**DATA FOR THIS EXERCISE:**
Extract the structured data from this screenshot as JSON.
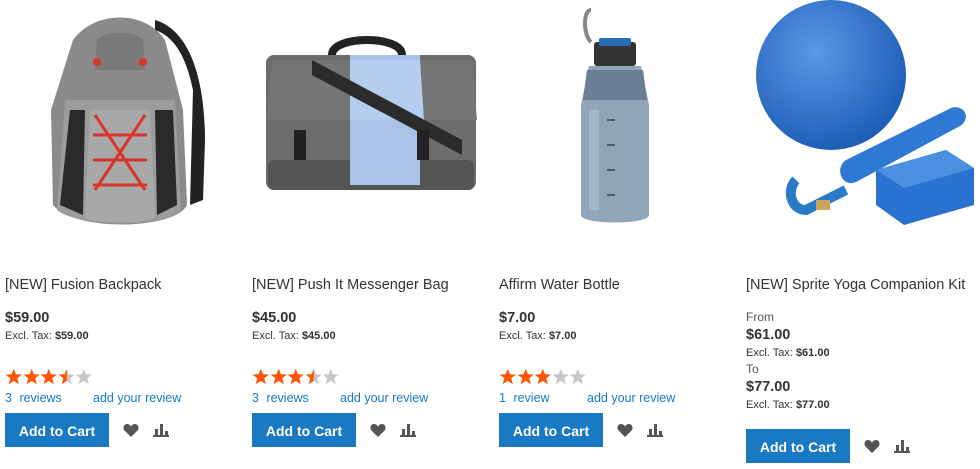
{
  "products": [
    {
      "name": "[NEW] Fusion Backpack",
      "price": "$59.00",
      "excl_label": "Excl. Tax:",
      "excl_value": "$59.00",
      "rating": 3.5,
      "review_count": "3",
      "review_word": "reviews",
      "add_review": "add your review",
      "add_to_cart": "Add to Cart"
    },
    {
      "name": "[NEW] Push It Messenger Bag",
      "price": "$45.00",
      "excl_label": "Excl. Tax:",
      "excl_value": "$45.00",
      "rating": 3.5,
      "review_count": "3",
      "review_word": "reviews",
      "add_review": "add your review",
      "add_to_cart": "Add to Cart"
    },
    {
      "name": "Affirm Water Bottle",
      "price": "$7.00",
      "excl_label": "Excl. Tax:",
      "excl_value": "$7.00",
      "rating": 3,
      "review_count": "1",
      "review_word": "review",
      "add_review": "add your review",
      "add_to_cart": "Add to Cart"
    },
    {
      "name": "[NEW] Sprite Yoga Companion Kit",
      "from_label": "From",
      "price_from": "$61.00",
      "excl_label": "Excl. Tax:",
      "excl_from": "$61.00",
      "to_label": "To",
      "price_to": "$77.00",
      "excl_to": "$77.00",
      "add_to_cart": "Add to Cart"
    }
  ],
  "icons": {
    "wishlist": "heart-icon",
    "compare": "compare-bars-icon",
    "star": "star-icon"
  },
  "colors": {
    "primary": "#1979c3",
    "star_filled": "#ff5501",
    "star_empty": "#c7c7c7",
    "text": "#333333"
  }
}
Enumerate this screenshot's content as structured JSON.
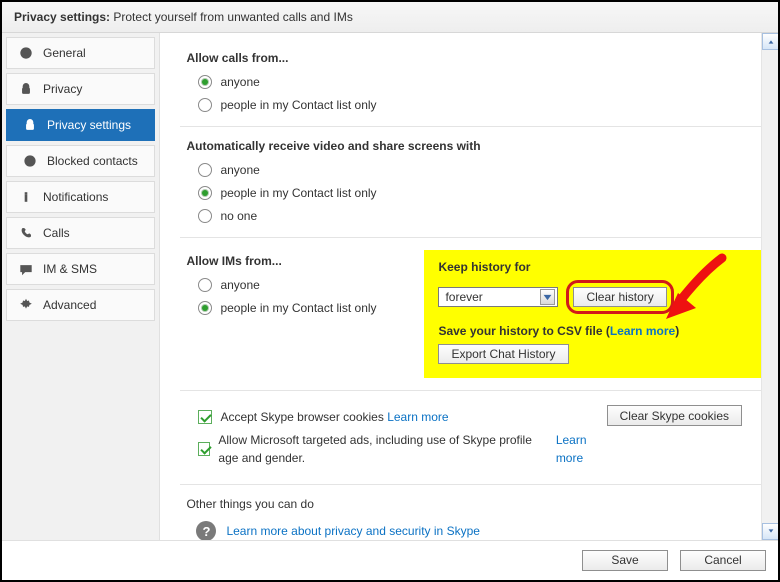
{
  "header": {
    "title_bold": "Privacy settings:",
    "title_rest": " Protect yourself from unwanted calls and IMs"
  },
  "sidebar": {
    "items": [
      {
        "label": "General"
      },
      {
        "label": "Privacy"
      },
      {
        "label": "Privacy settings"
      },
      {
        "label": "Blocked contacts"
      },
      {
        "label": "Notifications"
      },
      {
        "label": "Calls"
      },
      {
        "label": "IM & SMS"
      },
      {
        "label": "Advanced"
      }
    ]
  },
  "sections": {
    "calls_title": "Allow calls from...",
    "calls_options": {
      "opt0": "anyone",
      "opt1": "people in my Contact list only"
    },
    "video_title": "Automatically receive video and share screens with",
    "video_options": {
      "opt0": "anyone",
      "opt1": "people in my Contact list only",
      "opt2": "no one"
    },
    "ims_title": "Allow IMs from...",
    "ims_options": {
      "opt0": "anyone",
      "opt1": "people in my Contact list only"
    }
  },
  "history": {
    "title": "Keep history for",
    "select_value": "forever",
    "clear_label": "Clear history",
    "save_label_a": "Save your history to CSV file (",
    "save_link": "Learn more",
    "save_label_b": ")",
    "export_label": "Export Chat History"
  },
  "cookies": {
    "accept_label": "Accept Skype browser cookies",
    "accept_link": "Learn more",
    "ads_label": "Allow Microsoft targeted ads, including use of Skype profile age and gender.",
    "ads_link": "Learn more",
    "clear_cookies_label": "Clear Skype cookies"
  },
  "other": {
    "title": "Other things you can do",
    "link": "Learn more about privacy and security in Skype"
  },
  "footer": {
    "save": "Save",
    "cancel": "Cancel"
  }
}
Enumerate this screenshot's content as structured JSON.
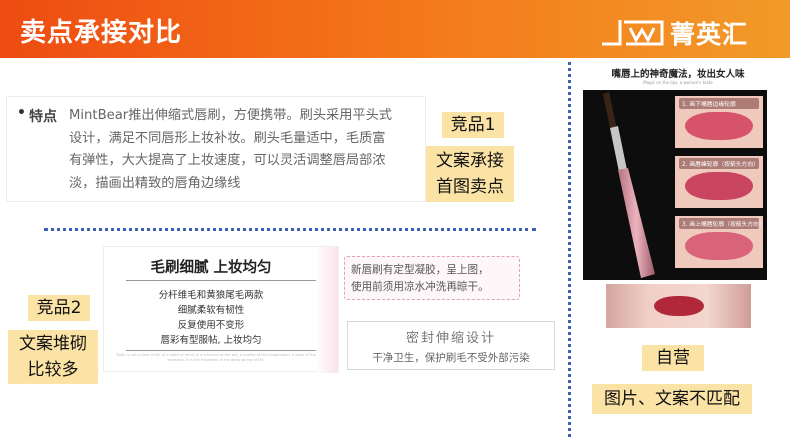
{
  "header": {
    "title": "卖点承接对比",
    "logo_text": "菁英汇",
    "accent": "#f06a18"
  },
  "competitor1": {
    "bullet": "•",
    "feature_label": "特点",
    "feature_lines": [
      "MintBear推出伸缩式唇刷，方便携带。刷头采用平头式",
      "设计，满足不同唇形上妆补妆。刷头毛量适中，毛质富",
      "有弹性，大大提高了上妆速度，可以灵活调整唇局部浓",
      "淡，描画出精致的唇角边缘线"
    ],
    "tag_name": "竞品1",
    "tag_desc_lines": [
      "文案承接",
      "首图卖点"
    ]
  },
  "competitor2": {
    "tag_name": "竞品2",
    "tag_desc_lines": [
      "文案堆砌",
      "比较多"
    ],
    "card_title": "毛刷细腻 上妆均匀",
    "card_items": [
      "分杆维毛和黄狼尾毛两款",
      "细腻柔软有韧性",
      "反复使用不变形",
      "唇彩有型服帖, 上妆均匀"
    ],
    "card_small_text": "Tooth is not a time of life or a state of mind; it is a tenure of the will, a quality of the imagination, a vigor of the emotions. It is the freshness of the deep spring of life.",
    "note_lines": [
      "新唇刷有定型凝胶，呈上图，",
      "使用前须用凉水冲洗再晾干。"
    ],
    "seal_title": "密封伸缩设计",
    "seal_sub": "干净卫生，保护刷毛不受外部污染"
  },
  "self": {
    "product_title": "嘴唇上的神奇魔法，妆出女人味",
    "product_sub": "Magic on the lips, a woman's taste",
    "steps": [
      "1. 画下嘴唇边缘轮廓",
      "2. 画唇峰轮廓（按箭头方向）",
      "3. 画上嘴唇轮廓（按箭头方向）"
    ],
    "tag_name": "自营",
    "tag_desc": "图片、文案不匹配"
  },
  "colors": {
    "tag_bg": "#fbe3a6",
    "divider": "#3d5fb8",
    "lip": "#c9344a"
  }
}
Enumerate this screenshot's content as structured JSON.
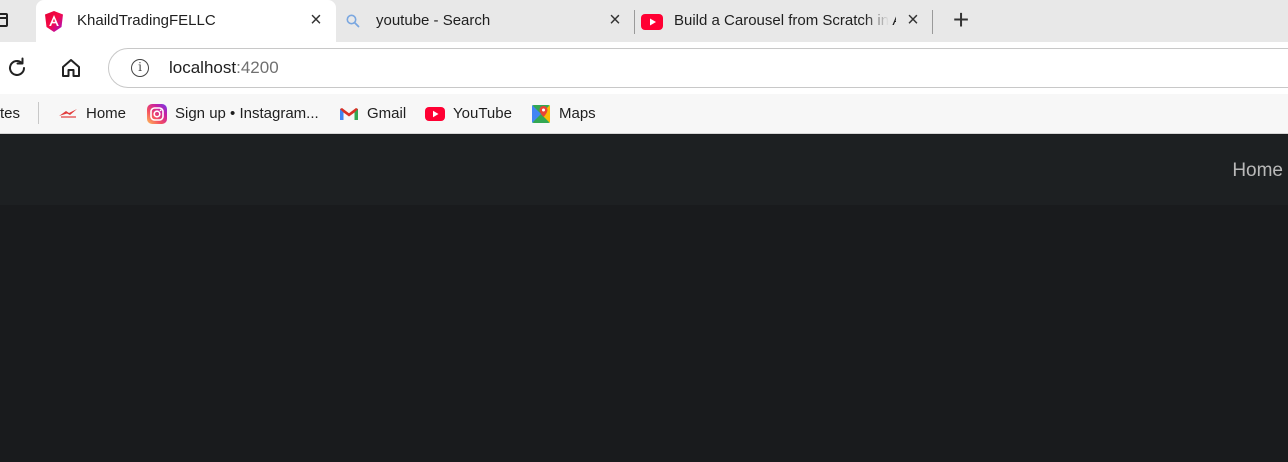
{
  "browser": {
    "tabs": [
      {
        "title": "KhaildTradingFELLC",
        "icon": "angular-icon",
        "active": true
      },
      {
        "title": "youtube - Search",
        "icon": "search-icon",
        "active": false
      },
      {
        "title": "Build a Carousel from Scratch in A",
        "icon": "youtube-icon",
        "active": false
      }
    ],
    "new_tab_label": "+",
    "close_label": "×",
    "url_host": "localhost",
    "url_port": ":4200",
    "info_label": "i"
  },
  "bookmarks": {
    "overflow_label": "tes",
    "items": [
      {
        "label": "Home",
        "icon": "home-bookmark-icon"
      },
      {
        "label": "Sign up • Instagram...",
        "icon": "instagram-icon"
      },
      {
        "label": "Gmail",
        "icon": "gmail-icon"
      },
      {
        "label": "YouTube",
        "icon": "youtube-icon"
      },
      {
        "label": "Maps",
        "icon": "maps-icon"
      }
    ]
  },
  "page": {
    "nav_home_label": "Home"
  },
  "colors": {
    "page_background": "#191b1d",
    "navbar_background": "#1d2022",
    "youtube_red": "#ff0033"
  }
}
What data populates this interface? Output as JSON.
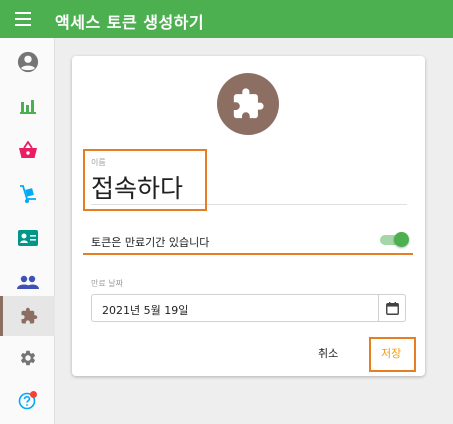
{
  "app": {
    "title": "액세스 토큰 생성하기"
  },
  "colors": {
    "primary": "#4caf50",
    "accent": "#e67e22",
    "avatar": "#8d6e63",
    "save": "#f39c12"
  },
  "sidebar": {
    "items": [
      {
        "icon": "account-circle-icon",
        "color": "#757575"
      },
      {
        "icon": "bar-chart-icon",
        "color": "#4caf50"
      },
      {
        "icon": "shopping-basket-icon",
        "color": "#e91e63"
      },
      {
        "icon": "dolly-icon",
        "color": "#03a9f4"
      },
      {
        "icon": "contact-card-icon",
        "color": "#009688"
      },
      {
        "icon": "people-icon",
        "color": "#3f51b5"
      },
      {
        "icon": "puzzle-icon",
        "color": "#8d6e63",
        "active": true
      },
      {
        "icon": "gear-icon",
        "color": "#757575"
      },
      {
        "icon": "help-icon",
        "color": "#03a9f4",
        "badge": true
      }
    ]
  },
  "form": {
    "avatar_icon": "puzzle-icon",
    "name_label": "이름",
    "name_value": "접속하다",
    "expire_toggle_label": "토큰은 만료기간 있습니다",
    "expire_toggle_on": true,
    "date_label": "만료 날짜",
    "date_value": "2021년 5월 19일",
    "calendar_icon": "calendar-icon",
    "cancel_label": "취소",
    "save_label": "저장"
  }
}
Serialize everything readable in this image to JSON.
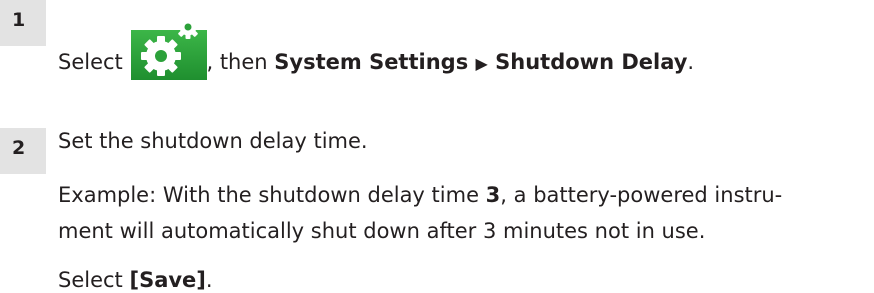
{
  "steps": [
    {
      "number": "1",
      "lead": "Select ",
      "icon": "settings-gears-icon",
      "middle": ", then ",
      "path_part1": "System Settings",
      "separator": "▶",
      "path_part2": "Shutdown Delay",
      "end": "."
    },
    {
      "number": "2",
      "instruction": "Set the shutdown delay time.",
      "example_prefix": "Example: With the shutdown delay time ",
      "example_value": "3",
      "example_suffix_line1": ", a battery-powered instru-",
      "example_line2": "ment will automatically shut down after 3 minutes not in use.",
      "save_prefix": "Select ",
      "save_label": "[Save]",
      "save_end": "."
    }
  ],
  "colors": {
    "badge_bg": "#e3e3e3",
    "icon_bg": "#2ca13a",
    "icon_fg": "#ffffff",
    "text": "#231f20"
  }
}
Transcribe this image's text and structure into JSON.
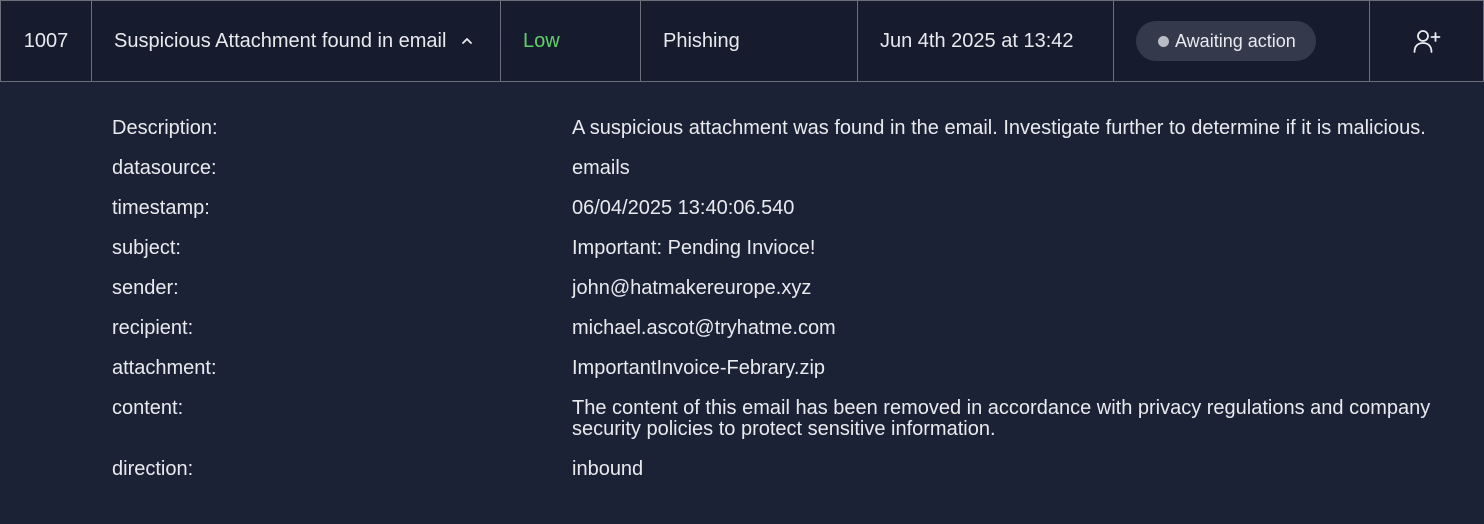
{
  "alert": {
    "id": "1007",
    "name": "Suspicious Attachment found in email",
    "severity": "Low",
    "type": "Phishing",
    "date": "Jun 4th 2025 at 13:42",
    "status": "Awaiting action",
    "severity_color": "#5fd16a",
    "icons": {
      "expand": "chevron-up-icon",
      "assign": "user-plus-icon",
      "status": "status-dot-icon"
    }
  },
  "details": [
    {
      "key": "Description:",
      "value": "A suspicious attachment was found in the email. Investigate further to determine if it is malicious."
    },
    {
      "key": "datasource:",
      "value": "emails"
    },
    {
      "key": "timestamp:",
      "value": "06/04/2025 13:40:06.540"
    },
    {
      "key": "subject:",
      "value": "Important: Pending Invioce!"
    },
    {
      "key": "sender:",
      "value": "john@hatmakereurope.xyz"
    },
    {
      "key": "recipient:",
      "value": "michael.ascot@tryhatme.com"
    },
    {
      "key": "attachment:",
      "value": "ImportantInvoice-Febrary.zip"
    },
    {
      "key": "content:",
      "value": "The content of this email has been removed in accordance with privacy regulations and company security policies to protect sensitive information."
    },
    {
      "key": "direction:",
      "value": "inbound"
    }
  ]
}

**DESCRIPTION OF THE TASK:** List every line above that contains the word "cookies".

**YOUR SOLUTION:**
  "cookies": {
    "accept_label": "Accept Skype browser cookies",
    "clear_cookies_label": "Clear Skype cookies"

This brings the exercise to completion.